Putin's nomination at a congress of the United Russia party end months of intense speculation as to whether he would seek to return to the Kremlin or whether he would allow the more mild-mannered and reform-leaning Medvedev to seek another term in next year's election.
Despite apparently growing discontent among ordinary Russians with the party, United Russia exerts such an overwhelming presence in the country's politics that Putin's election and Medvedev's switch to the premiership is virtually ensured.
Not only have genuine opposition parties been marginalized, but Putin's personal popularity is immense among Russians who laud him as the strong and decisive figure needed by a sprawling country troubled by corruption, an Islamist insurgency and a vast gap between the impoverished and the grandiosely super-rich.
The presidential election, for which a date has not been set, is preceded by national parliamentary elections on Dec. 4, in which United Russia will seek to retain its dominance; the party has 312 of the 450 seats in the current parliament.
Putin started a carefully orchestrated series of manuevers at Saturday's session of the party congress by proposing that Medvedev head the party list for the December elections. Medvedev then proposed that Putin be the party's presidential candidate, and Putin returned to the stage to accept the proposal and express support for Medvedev as prime minister.
The congress approved the moves with no apparent opposition.
Moving Medvedev to the premiership could set him up to take the brunt of criticism for austerity measures that Putin has warned will be necessary for Russia amid global economic turmoil.
Putin also proposed Saturday that Russia's richest citizens face higher taxes. The flat income tax that came into effect during Putin's 2000-2008 presidency has been widely praised as improving tax collection and Putin's proposal would not change that, but he called for increases in consumption and real estate taxes that hit the rich comparatively harder.
The period for formal submission of presidential candidates' names has not yet begun, and it is unclear who might choose to challenge Putin for president.
Putin became prime minister in 2008 after two terms as president, stepping aside because of constitutional term limits, but as Russia's most powerful and popular politician he nonetheless overshadowed Medvedev, his handpicked successor in the presidency.
Medvedev was widely seen as a caretaker figure.
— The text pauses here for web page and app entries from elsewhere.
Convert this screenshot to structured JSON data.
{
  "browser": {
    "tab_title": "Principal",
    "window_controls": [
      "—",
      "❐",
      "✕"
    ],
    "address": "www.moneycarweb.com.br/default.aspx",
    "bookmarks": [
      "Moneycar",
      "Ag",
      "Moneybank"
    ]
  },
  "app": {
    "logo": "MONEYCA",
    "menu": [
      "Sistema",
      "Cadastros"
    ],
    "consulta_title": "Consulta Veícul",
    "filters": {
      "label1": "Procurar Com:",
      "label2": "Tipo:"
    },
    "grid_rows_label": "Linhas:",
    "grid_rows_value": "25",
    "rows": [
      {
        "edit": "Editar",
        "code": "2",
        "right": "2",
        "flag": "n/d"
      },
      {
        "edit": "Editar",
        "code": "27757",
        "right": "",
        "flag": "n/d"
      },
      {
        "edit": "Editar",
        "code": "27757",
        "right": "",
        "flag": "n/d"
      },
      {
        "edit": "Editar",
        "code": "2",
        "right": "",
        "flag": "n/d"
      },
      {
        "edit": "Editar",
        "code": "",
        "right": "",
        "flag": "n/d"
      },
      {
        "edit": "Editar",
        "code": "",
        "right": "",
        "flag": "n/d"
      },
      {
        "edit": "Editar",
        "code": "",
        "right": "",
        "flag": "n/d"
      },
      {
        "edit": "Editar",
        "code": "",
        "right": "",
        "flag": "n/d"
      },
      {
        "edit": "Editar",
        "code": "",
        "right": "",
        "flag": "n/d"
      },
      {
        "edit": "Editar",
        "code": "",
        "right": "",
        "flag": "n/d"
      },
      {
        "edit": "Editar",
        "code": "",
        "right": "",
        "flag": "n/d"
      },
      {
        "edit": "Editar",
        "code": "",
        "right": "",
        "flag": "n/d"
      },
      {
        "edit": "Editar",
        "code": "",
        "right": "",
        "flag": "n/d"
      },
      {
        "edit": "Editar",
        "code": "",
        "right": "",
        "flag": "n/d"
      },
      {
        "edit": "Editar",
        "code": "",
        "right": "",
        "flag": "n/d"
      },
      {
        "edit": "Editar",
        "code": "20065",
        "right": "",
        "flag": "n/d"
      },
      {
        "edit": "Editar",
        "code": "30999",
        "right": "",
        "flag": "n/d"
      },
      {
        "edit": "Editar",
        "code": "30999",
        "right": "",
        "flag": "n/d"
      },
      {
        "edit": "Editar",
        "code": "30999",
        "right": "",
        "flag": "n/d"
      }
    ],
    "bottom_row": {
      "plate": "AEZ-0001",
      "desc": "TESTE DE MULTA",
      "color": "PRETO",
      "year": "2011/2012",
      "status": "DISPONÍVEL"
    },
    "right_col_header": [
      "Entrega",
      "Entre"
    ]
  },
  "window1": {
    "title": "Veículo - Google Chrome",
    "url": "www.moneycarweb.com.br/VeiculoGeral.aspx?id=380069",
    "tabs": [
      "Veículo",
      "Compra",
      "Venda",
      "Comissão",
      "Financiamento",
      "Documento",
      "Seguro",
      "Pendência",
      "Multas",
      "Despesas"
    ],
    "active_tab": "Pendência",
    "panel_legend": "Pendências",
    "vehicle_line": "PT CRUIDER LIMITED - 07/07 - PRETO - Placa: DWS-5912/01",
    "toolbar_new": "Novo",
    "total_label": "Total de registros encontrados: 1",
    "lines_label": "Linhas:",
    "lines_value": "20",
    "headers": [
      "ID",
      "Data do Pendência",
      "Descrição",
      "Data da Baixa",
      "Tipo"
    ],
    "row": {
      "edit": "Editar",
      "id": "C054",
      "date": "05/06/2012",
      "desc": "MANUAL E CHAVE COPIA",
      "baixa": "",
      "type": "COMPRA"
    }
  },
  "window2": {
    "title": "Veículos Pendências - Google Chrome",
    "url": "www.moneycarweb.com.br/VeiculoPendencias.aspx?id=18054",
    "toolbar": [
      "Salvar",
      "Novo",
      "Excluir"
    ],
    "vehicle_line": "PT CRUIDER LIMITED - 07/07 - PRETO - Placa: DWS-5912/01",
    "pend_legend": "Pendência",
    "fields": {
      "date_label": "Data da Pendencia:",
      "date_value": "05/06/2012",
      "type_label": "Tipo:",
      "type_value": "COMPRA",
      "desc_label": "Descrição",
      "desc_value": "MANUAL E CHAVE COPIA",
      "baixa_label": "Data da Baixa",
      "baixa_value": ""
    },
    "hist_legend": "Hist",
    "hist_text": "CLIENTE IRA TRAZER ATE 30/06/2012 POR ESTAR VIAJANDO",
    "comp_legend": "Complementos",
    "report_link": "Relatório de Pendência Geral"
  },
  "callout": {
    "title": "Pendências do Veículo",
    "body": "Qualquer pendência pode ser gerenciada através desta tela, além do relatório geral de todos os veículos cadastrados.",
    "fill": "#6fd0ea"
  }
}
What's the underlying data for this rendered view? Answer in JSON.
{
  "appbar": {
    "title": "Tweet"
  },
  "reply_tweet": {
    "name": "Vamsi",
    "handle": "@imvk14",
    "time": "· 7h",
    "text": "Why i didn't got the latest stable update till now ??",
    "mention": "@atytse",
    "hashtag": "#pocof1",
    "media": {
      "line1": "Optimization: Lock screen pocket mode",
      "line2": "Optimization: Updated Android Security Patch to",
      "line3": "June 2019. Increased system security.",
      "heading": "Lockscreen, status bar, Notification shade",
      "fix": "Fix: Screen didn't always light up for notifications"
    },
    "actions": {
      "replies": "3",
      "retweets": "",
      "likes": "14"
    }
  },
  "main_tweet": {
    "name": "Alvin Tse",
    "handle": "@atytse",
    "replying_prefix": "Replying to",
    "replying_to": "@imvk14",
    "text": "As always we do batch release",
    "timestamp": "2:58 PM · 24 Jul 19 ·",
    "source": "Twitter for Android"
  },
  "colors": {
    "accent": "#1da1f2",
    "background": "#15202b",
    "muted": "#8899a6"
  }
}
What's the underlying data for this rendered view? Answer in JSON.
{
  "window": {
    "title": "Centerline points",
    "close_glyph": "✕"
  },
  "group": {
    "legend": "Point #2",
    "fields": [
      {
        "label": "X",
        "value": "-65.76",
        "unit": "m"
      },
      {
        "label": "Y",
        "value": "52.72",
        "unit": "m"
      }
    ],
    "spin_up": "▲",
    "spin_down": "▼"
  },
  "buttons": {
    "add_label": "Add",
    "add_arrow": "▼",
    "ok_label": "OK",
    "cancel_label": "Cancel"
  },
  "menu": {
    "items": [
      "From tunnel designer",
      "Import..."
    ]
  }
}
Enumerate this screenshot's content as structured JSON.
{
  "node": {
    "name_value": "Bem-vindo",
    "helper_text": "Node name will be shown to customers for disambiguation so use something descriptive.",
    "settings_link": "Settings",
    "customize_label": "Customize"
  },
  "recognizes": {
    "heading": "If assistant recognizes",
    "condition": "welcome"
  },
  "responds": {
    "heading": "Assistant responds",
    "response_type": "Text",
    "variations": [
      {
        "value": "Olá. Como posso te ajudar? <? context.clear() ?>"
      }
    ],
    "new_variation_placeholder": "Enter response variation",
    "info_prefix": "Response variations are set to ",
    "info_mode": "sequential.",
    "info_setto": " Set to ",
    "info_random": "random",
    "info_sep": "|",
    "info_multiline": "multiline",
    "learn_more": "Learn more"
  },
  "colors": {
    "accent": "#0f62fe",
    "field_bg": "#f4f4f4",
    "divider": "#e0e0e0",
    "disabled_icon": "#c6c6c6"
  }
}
As president, he has struck a reformist posture, calling for improvements in Russia's unreliable court system and for efforts against the country's endemic corruption. But his initiatives have produced little tangible result.
Putin, who built his popularity on the back of strong economic growth, told the party congress on Friday that salaries and pensions would continue to grow, and he promised increased funding for education, health care and housing.
But he also cautioned that the government may need to take unpopular steps to cope with the global financial turmoil.
"The task of the government is not only to pour honey into a cup, but sometimes to give bitter medicine," Putin said. "But this should always be done openly and honestly, and then the overwhelming majority of people will understand their government."
Vladimir Isachenkov in Moscow contributed to this report.